Anyway, what does this have to do with what I started talking about? Oh yeah, alternate methods of weight loss. So they can work for weight loss. They can also work to help lower cholesterol. We’ve discussed why that may not be the be-all and end-all goal of health, but people still care about it, so we’ll consider it. Sometimes, though, these diets don’t actually help with either weight loss or lipid profiles. Sometimes people will be on a diet that’s high in “healthy whole grains” and legumes and minimizes animal fats and they just don’t improve. What gives? I think there’s enough genetic variation that some people respond better to a given diet than others, and I also think it has a lot to do with food quality. It also has to do with lifestyle. If your idea of a good workout is a nice long walk or 45 minutes on the elliptical machine at a speed where you can still hold a conversation, you’re not putting a huge amount of stress on your body. If you’re stressing your body like crazy (working out really hard, eating processed foods, not sleeping enough), your systemic inflammation will likely increase, which then means more damage to your blood vessels, which then means increased cholesterol in the blood as your body tries to repair all the damage. So these things can work, but this might be an explanation for why in clinical trials, the low-carb diets consistently outperform the other diets. Maybe the food itself puts less of a stress on the body? Maybe it’s something about how the body actually burns the different macronutrients for fuel, and the stresses that causes within the body? Maybe it’s simply the fact that refined carbs tend to have antinutrients in them, and they’re more irritating to our bodies because they’re refined and more accessible in our systems? There are lots of possible explanations, obviously.

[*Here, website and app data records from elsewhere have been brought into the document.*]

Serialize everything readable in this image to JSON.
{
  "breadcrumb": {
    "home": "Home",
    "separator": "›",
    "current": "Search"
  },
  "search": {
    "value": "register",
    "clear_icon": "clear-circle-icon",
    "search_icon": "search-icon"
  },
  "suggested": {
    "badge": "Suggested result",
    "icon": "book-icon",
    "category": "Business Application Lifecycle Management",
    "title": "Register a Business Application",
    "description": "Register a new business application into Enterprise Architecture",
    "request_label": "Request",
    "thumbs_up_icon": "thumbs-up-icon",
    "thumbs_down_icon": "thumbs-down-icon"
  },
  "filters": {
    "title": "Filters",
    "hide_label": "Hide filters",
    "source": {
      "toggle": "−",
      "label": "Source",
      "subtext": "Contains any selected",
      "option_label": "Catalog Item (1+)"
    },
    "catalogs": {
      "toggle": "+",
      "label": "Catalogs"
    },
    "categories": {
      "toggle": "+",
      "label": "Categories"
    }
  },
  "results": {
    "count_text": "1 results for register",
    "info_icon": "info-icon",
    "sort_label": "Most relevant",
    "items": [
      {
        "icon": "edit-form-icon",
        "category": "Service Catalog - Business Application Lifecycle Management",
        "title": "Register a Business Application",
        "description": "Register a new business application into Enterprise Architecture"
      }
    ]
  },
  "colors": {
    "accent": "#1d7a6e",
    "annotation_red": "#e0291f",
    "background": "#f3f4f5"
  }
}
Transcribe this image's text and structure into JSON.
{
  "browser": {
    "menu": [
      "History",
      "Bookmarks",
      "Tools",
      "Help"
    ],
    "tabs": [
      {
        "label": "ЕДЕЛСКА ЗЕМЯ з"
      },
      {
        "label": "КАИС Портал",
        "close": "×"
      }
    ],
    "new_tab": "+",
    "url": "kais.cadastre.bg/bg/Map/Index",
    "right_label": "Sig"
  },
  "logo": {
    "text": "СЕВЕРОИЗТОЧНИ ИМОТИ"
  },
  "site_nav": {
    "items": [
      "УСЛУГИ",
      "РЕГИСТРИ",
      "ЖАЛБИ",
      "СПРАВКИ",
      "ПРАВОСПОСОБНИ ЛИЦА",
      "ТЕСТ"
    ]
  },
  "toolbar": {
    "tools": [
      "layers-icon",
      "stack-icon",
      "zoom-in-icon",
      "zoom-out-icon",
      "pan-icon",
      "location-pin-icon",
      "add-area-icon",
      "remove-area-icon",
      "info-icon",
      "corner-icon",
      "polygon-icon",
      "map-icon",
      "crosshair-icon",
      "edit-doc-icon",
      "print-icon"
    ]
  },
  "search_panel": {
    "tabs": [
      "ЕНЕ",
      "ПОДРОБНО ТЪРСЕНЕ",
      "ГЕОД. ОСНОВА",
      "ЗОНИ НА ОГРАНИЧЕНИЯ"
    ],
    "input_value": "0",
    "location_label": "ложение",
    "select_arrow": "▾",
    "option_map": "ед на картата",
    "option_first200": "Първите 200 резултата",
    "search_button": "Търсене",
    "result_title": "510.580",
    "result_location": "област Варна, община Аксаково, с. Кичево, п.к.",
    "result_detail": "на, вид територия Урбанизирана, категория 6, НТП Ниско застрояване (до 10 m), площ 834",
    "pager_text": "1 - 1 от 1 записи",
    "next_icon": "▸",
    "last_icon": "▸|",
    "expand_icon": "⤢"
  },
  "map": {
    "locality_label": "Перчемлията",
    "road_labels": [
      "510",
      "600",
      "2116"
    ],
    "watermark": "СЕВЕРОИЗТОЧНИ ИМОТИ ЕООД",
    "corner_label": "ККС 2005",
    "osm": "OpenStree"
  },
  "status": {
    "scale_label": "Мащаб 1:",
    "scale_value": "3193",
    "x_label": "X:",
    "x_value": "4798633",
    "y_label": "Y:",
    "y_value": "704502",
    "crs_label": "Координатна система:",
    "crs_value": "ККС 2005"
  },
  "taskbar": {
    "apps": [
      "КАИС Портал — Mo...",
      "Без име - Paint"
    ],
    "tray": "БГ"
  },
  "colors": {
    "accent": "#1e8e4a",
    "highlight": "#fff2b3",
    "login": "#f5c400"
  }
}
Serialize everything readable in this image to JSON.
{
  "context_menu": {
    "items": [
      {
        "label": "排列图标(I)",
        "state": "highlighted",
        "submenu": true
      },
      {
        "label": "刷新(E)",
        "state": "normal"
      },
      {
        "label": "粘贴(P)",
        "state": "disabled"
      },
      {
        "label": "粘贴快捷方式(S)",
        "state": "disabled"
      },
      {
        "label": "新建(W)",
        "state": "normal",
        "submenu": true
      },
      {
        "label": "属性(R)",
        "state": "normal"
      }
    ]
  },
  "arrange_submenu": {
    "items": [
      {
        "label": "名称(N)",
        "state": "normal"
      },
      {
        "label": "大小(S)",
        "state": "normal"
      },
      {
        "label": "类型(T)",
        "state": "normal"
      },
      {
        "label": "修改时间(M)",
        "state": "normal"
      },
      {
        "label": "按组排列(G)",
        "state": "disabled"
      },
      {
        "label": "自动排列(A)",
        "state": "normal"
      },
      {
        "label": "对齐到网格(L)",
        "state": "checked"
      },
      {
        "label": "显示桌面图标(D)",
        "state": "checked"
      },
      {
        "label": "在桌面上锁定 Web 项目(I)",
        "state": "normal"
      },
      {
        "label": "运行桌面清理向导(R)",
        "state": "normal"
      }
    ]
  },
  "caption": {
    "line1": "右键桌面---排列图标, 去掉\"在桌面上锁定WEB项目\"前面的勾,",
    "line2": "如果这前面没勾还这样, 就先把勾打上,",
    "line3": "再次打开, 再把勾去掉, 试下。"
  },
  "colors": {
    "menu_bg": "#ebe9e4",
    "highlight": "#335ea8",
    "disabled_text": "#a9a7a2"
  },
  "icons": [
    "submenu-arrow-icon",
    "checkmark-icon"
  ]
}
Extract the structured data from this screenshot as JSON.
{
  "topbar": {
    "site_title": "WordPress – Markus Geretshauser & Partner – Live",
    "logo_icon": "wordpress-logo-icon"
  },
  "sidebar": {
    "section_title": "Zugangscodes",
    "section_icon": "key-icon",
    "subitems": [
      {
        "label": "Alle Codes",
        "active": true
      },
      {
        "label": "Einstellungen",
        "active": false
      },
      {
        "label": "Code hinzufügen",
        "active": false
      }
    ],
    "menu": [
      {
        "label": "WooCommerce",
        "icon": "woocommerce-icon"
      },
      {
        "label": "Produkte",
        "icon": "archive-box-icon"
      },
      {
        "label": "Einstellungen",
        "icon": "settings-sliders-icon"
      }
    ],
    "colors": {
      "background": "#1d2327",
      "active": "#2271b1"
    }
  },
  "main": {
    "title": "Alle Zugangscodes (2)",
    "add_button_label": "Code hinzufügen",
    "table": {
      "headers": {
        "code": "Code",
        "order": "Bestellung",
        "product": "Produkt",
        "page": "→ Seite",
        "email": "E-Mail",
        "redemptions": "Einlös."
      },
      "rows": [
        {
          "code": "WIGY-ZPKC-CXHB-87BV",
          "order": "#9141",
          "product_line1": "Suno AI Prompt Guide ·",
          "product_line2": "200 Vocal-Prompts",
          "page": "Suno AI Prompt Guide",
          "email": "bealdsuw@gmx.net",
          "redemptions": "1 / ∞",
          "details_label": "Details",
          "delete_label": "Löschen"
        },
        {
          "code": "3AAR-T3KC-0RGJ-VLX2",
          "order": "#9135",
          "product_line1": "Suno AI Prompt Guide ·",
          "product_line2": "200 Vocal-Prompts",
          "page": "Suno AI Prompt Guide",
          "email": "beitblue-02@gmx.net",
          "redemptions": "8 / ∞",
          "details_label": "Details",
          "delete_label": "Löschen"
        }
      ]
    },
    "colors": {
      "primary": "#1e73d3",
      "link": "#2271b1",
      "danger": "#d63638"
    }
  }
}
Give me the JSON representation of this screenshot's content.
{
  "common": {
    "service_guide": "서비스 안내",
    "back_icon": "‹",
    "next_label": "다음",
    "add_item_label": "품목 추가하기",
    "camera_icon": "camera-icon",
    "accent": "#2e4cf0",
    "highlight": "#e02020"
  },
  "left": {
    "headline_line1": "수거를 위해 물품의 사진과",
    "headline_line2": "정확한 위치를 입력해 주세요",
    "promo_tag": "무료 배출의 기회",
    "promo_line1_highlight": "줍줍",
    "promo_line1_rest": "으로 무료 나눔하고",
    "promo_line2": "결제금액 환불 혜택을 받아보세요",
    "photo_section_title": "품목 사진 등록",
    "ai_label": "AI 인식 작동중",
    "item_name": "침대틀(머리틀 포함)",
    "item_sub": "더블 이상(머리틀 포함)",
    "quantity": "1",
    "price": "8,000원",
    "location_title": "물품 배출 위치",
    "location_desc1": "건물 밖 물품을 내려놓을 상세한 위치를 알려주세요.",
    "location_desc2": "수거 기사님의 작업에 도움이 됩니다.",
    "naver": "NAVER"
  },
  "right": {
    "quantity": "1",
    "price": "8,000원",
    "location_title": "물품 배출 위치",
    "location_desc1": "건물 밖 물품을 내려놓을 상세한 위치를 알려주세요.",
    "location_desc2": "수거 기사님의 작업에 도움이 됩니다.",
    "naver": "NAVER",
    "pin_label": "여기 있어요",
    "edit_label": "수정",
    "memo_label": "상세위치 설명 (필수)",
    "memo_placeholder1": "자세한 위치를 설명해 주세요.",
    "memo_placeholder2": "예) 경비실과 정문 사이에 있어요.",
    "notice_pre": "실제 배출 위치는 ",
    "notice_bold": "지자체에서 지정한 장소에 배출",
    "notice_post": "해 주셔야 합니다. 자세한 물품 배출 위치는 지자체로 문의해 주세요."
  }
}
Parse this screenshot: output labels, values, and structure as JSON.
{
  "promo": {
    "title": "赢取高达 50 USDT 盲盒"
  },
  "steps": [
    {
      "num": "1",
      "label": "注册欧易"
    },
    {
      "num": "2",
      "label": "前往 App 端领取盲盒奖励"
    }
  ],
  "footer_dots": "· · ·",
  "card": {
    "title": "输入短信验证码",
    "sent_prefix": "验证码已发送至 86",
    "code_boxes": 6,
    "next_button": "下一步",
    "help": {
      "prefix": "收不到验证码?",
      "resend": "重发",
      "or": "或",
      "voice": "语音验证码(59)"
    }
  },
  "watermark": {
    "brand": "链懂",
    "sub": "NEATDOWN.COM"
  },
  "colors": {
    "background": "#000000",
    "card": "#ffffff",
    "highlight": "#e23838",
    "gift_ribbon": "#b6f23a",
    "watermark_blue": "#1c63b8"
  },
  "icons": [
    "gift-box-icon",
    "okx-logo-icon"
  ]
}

So what does all this mean? Well for one, it means that I personally believe a low-ish carb paleo/primal/ancestral type diet is not just one of the ways to lose weight and get healthy, I think it’s the best way. That’s just my opinion, though. I think the science backs me up on it, but smart people can disagree about that. Also, the representations I’m presenting here my not be actual true facts. They’re a possible mechanism, and I think they’re the ones that best fit the evidence. At the very least, they’re internally-consistent. That seems like a bare minimum we should demand of any explanation we get for some health issue. But more studies need to be done, and more research into what’s actually driving cholesterol. And what’s actually driving fat loss. Is it insulin? Is it leptin? Something else entirely? I’m sort of opening my mind to other possibilities right now, so i’ll be exploring that more soon.
Okay, enough rambling for me. Thanks for reading!